Chewing Habit Keep away from pets that could be harmed by or ingest small chewed items
Nocturnal Activity Consider pets that are also active at night for a harmonious environment

Weighing Chinchilla Ownership

Welcome to the engaging world of pet ownership! Chinchillas make for an intriguing option when choosing the perfect furry friend. These adorable creatures have unique qualities that make them stand out in the pet community. Considering welcoming a Chinchilla into your life, looking at both sides is vital. Weighing Chinchilla Ownership means stepping back and analyzing the benefits and drawbacks of having a Chinchilla as a pet and the costs and time required. This responsible approach ensures that you make an informed decision that suits your lifestyle and meets the needs of your potential new companion.

Balancing The Pros And Cons Of Chinchilla As A Pet

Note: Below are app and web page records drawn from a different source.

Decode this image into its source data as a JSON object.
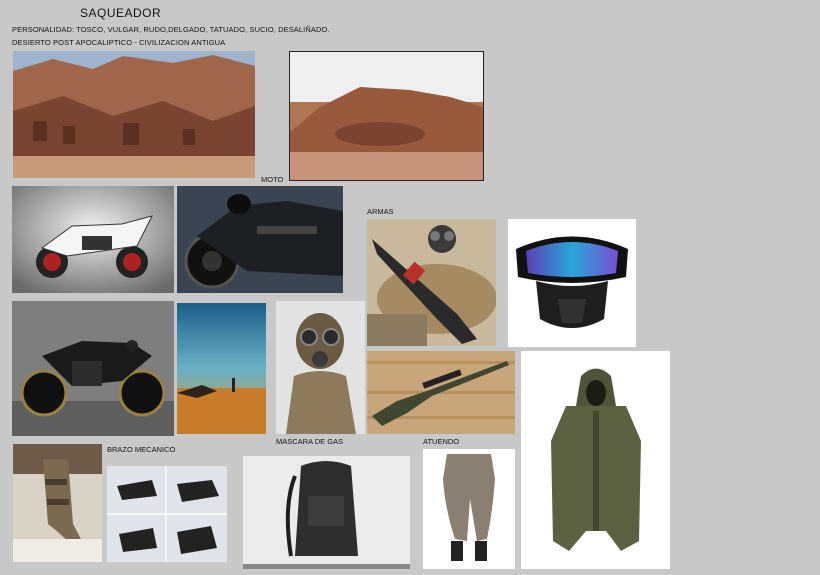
{
  "header": {
    "title": "SAQUEADOR",
    "personality": "PERSONALIDAD: TOSCO, VULGAR, RUDO,DELGADO, TATUADO, SUCIO, DESALIÑADO.",
    "setting": "DESIERTO POST APOCALIPTICO - CIVILIZACION ANTIGUA"
  },
  "labels": {
    "moto": "MOTO",
    "armas": "ARMAS",
    "brazo": "BRAZO MECANICO",
    "mascara": "MASCARA DE GAS",
    "atuendo": "ATUENDO"
  },
  "images": [
    {
      "icon": "canyon-ruins-photo-icon"
    },
    {
      "icon": "desert-rock-photo-icon"
    },
    {
      "icon": "white-motorcycle-photo-icon"
    },
    {
      "icon": "black-motorcycle-photo-icon"
    },
    {
      "icon": "shotgun-gasmask-photo-icon"
    },
    {
      "icon": "goggles-mask-photo-icon"
    },
    {
      "icon": "cafe-racer-photo-icon"
    },
    {
      "icon": "wasteland-poster-icon"
    },
    {
      "icon": "masked-figure-photo-icon"
    },
    {
      "icon": "sniper-rifle-photo-icon"
    },
    {
      "icon": "hooded-coat-photo-icon"
    },
    {
      "icon": "mechanical-arm-photo-icon"
    },
    {
      "icon": "robotic-gloves-photo-icon"
    },
    {
      "icon": "backpack-photo-icon"
    },
    {
      "icon": "baggy-pants-photo-icon"
    }
  ]
}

  • Pros:
    • Long lifespan – Chinchillas can live for over ten years with proper care.
    • Personality – They possess a playful and gentle nature.
    • Cleanliness – Chinchillas are odorless and self-groomed with dust baths.
    • Activity – Night owls will enjoy their nocturnal antics.
    • Allergies – A good fit for those with allergies as they have dense fur with minimal dander.
  • Cons:
    • Sensitivity – They require a calm, quiet environment and can be easily stressed.
    • Diet – They need a specific diet and fresh hay, which can be costly.
    • Attention – They demand a lot of interaction and time outside their cage.
    • Chewers – Their natural tendency to gnaw can lead to household damage.
    • Veterinary care – Finding a vet experienced with Chinchillas can be challenging.

Cost Implications And Time Commitment

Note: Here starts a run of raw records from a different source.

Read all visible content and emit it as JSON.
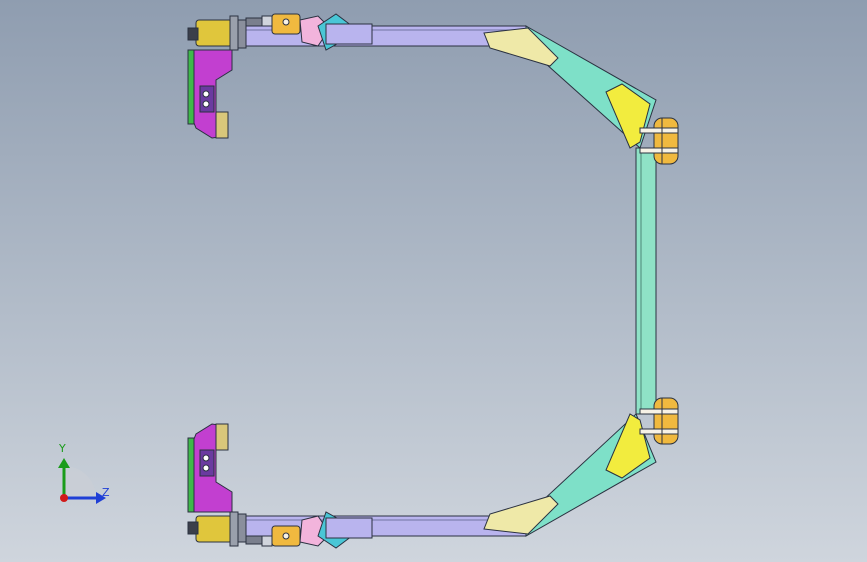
{
  "viewport": {
    "background_top": "#8f9db0",
    "background_bottom": "#cfd5dd"
  },
  "triad": {
    "y_label": "Y",
    "z_label": "Z",
    "colors": {
      "y": "#1a9c1a",
      "z": "#1f3fd6",
      "x": "#d01a1a"
    }
  },
  "model": {
    "colors": {
      "frame_side": "#b9b4ee",
      "frame_diag": "#7ee0c8",
      "frame_vertical": "#8fe2c6",
      "gusset": "#f2ec3e",
      "pad": "#efe9a8",
      "bracket": "#f0b93f",
      "clamp_body": "#c23fd0",
      "cylinder": "#e0c63c",
      "hinge_pink": "#f2b4dc",
      "hinge_cyan": "#49c6d6"
    }
  }
}
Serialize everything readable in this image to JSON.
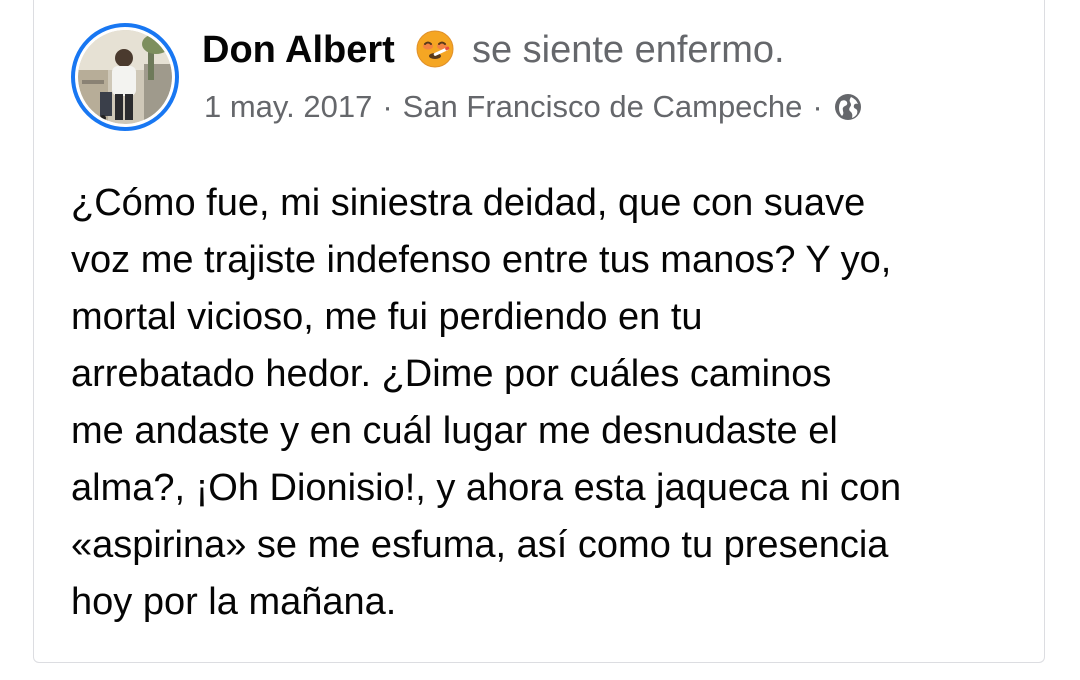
{
  "post": {
    "author": {
      "name": "Don Albert",
      "avatar": "avatar-photo"
    },
    "feeling": {
      "icon": "sick-face-emoji",
      "text": "se siente enfermo."
    },
    "meta": {
      "date": "1 may. 2017",
      "separator": "·",
      "location": "San Francisco de Campeche",
      "audience_icon": "globe-icon"
    },
    "body_lines": [
      "¿Cómo fue, mi siniestra deidad, que con suave",
      "voz me trajiste indefenso entre tus manos? Y yo,",
      "mortal vicioso, me fui perdiendo en tu",
      "arrebatado hedor. ¿Dime por cuáles caminos",
      "me andaste y en cuál lugar me desnudaste el",
      "alma?, ¡Oh Dionisio!, y ahora esta jaqueca ni con",
      "«aspirina» se me esfuma, así como tu presencia",
      "hoy por la mañana."
    ]
  },
  "colors": {
    "ring": "#1877f2",
    "primary_text": "#050505",
    "secondary_text": "#65676b",
    "border": "#dcdde1"
  }
}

Commitment to a Chinchilla goes beyond providing love and attention; it’s a financial and time-based investment. Here’s a breakdown to give you a clearer picture:

Expense Initial Cost Annual Cost
Cage and Accessories $150 – $300 $50 – $100
Food and Hay $20 – $40 $200 – $400
Veterinary Care Variable $100 – $300
Dust and Bathing Supplies $10 – $20 $50 – $100

Time commitment is also a crucial factor. Daily interaction, cage cleaning, and playtime can amount to a couple of hours or more, not to mention the need for supervision during out-of-cage activities.

Making An Informed Decision On Pet Ownership

Taking the steps to become a Chinchilla owner is a rewarding journey that comes with its challenges. Before diving in, ensure that:

  1. Your living situation is stable and suitable for chinchilla’s needs.
  2. Your budget aligns with the costs associated with their care.
  3. You can dedicate enough time daily for interaction and maintenance.
  4. You have access to a vet with Chinchilla expertise.

Gather all the facts, and take time to ponder. If everything checks out, your readiness and a Chinchilla’s charming characteristics could create an excellent companionship.

Frequently Asked Questions For Chinchilla As A Pet: Pros And Cons

Are Chinchillas Good Family Pets?

Chinchillas can be excellent family pets as they are social, low-maintenance, and hypoallergenic. However, they require a calm environment and gentle handling. They are not ideal for very young children due to their delicate bones and need for quiet.

How Long Do Pet Chinchillas Live?

Pet chinchillas can live for a long time, often between 15 to 20 years, with proper care. A healthy diet, appropriate housing, and regular veterinary check-ups are essential for their longevity.

What Do Chinchillas Need In Their Cage?

Chinchillas need a large, multilevel cage with plenty of space for exercise. Include chew-proof accessories, hiding places, and a dust bath area. Bedding should be safe, absorbent, and dust-free to maintain their health.

Can Chinchillas Be Litter Trained?

Yes, chinchillas can be litter trained with patience and consistency. They tend to urinate in the same spot, so placing a litter box there and using safe, absorbent litter helps with training.


Deciding on a chinchilla as a pet requires careful thought. Their soft fur and charming antics can brighten a home, offering companionship and interactive play. Yet, they need specific care, from temperature control to ample playtime. Weigh these factors to determine if a chinchilla is the right companion for your lifestyle.

Embrace the journey with all its rewards and responsibilities.